Information shown:
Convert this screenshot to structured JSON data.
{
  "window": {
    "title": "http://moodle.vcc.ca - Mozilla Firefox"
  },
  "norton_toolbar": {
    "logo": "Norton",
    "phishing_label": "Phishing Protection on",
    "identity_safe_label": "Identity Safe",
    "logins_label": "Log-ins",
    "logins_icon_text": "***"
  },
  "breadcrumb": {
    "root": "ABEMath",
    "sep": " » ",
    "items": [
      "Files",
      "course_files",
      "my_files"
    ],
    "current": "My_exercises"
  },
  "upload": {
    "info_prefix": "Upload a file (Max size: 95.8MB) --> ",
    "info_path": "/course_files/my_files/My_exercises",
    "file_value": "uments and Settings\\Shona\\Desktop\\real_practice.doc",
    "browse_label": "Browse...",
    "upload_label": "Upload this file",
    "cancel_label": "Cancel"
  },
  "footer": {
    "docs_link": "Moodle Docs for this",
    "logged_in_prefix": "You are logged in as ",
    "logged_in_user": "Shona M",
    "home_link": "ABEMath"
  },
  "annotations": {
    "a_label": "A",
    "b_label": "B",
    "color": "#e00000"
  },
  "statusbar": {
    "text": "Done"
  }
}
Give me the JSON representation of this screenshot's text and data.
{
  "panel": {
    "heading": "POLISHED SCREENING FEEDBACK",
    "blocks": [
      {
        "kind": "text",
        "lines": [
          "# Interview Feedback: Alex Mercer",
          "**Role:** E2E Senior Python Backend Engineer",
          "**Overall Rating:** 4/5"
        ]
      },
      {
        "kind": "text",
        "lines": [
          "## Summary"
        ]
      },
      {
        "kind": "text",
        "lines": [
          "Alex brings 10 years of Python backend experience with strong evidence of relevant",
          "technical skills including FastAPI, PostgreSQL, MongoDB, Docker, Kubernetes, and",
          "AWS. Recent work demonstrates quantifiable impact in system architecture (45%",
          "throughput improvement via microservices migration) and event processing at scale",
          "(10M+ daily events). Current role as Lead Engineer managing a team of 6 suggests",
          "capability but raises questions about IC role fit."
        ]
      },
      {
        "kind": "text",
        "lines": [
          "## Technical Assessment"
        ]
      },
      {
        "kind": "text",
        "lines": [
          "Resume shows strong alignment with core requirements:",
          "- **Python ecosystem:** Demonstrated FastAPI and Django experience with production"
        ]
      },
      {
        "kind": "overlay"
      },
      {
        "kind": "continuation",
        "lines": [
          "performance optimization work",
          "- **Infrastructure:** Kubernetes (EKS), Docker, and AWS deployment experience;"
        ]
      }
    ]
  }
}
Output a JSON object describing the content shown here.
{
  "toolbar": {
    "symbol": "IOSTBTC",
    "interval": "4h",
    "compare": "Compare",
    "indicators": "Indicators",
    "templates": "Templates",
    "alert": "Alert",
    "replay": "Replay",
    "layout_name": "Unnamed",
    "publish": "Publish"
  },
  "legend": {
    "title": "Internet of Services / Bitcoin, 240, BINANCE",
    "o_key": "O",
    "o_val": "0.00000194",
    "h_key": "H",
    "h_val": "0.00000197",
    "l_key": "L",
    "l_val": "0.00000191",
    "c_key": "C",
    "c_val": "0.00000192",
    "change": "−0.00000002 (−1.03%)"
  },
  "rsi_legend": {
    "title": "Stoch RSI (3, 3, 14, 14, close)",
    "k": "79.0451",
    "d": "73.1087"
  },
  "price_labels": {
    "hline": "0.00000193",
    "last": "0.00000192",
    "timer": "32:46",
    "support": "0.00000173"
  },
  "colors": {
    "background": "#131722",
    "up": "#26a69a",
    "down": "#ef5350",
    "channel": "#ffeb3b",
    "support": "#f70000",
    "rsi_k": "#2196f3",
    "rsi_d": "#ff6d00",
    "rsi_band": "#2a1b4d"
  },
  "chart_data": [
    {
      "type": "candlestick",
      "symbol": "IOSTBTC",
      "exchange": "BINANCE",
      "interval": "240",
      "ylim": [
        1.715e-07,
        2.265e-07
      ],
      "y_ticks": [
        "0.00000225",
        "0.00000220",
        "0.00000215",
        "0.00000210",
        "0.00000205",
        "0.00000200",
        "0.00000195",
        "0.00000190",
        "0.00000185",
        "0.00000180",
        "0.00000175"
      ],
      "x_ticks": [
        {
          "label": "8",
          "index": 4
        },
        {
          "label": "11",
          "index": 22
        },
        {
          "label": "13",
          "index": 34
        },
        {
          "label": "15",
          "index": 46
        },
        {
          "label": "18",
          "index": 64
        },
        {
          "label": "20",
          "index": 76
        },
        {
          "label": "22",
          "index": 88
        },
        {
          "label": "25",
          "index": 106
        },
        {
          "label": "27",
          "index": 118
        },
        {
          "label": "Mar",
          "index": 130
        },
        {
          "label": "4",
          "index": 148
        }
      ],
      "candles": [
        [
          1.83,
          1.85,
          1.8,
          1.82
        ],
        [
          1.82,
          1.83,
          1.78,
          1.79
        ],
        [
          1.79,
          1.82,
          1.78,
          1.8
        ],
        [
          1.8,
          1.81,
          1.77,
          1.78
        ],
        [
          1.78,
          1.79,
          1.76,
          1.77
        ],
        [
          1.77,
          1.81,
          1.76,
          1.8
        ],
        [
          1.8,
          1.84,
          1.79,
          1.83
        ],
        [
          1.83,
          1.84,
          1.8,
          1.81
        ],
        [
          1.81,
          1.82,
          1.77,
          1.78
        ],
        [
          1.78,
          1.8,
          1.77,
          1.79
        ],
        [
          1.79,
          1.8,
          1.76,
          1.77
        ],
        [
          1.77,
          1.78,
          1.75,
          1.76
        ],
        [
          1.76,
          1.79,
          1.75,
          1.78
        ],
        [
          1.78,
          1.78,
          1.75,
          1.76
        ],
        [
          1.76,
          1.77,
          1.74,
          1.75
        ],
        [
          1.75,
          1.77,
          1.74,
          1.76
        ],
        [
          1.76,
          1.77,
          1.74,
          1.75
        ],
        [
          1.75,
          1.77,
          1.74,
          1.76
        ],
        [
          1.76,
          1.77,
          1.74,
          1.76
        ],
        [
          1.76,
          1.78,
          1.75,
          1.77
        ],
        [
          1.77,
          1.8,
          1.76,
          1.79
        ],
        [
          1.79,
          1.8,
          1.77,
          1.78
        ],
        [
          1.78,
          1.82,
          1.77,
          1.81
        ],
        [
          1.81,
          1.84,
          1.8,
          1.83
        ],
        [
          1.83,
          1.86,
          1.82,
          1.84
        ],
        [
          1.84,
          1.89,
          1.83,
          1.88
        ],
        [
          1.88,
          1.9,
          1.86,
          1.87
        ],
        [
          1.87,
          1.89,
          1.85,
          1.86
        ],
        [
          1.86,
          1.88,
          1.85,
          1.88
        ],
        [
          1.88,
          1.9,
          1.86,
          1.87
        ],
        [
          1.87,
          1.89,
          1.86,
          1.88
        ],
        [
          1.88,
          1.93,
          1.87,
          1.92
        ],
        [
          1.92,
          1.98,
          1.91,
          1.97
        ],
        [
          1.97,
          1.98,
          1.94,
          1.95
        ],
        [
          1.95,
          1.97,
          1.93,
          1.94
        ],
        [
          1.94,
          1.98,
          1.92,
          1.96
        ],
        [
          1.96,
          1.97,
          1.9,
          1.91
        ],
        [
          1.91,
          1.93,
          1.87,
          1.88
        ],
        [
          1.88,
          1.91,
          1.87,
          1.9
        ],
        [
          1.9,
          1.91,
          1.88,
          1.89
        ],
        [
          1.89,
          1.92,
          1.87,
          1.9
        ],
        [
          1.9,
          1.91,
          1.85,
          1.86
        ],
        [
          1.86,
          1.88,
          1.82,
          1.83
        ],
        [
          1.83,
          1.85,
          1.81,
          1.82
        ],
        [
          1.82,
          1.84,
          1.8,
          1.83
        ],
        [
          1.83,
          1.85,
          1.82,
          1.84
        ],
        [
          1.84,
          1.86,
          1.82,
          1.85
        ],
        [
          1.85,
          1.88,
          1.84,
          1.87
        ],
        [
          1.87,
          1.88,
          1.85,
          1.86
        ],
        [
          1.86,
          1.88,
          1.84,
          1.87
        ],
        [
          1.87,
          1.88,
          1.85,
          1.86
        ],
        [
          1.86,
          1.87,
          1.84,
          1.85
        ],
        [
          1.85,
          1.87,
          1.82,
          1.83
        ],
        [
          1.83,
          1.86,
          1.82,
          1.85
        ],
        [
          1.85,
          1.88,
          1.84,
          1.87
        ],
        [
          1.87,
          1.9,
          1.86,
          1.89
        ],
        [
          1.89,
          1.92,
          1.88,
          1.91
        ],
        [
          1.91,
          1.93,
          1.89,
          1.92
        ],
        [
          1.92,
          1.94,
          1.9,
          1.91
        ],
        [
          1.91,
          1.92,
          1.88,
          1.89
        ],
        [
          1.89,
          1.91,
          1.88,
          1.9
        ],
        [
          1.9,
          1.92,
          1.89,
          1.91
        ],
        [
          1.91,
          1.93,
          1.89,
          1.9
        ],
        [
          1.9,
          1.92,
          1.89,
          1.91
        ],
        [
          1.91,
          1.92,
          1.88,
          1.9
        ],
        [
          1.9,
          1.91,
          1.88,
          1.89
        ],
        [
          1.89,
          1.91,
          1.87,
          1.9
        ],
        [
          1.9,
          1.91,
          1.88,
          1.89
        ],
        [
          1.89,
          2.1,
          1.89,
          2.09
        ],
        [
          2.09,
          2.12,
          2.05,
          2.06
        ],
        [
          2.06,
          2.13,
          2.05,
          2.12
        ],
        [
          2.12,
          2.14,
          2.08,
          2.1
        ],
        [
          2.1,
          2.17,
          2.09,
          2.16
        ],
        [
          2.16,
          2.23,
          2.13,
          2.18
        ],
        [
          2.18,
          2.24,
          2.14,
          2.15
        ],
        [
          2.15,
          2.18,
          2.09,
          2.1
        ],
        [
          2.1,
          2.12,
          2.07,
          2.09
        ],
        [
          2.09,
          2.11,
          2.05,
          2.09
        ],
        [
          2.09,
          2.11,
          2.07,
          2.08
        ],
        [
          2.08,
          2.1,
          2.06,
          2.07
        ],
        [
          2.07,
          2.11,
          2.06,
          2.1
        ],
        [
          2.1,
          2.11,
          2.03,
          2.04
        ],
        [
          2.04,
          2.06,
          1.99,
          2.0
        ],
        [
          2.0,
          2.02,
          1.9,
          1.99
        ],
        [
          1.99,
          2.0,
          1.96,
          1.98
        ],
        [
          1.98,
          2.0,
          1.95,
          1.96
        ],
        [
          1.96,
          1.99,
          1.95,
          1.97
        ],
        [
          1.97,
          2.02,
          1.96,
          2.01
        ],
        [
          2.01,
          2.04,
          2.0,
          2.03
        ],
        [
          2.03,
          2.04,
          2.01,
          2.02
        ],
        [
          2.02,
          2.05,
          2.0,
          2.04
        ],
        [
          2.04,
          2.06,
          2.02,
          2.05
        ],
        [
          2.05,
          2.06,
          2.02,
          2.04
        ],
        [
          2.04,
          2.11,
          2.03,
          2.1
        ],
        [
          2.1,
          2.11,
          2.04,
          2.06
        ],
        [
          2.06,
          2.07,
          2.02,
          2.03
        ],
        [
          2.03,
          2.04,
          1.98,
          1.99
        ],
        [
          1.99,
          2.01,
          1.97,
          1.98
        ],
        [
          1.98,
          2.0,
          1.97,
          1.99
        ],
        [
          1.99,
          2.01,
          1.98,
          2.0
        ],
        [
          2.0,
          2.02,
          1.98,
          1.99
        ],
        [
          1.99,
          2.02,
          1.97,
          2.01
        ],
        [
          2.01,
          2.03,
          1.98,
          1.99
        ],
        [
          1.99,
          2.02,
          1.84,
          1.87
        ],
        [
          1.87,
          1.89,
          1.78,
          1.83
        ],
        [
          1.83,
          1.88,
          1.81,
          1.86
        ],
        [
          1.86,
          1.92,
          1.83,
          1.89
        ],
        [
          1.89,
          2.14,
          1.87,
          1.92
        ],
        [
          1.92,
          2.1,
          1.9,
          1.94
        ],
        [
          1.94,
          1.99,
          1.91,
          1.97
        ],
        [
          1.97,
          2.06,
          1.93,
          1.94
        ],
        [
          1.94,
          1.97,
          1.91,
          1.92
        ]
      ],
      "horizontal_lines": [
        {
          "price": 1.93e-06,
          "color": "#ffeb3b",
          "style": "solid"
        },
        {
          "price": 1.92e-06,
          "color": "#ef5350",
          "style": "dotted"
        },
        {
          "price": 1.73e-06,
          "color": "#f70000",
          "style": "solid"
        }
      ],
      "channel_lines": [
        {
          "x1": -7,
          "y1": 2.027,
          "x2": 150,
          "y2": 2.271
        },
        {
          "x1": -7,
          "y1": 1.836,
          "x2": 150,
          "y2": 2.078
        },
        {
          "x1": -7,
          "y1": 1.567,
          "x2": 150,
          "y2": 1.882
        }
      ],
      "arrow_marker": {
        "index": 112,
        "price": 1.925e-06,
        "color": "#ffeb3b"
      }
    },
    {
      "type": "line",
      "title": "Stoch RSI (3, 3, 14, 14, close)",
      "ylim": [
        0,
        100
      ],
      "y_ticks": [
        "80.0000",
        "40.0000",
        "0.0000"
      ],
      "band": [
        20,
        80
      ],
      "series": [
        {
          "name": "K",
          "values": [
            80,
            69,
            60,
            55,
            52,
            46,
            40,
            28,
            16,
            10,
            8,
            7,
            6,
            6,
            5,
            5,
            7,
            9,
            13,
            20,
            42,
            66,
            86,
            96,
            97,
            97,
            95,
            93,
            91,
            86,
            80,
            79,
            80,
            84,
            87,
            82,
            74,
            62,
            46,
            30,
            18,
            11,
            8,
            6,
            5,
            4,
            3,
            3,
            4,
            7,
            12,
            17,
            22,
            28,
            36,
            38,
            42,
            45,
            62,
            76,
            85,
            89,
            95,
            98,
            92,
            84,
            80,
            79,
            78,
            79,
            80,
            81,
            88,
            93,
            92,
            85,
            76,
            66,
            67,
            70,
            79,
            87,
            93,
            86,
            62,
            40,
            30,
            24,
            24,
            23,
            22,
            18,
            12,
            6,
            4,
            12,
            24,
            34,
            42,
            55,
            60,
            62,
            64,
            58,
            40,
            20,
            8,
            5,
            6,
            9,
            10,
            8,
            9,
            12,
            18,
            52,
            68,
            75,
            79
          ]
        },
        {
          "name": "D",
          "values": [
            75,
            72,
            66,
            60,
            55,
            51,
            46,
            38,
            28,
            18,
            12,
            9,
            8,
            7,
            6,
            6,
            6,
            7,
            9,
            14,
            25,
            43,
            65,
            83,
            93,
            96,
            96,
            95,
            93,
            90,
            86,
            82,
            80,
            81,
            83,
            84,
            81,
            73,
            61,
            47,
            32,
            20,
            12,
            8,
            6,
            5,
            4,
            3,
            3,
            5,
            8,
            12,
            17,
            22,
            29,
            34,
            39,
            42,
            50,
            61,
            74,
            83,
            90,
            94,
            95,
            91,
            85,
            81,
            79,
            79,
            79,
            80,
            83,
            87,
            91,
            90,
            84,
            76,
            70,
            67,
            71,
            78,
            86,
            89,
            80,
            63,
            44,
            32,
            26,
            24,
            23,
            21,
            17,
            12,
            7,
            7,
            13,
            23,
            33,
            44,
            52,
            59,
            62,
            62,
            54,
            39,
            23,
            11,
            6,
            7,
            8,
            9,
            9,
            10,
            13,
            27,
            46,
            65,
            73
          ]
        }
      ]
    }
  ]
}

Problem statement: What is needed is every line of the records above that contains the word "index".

Answer space:
          "index": 4
          "index": 22
          "index": 34
          "index": 46
          "index": 64
          "index": 76
          "index": 88
          "index": 106
          "index": 118
          "index": 130
          "index": 148
        "index": 112,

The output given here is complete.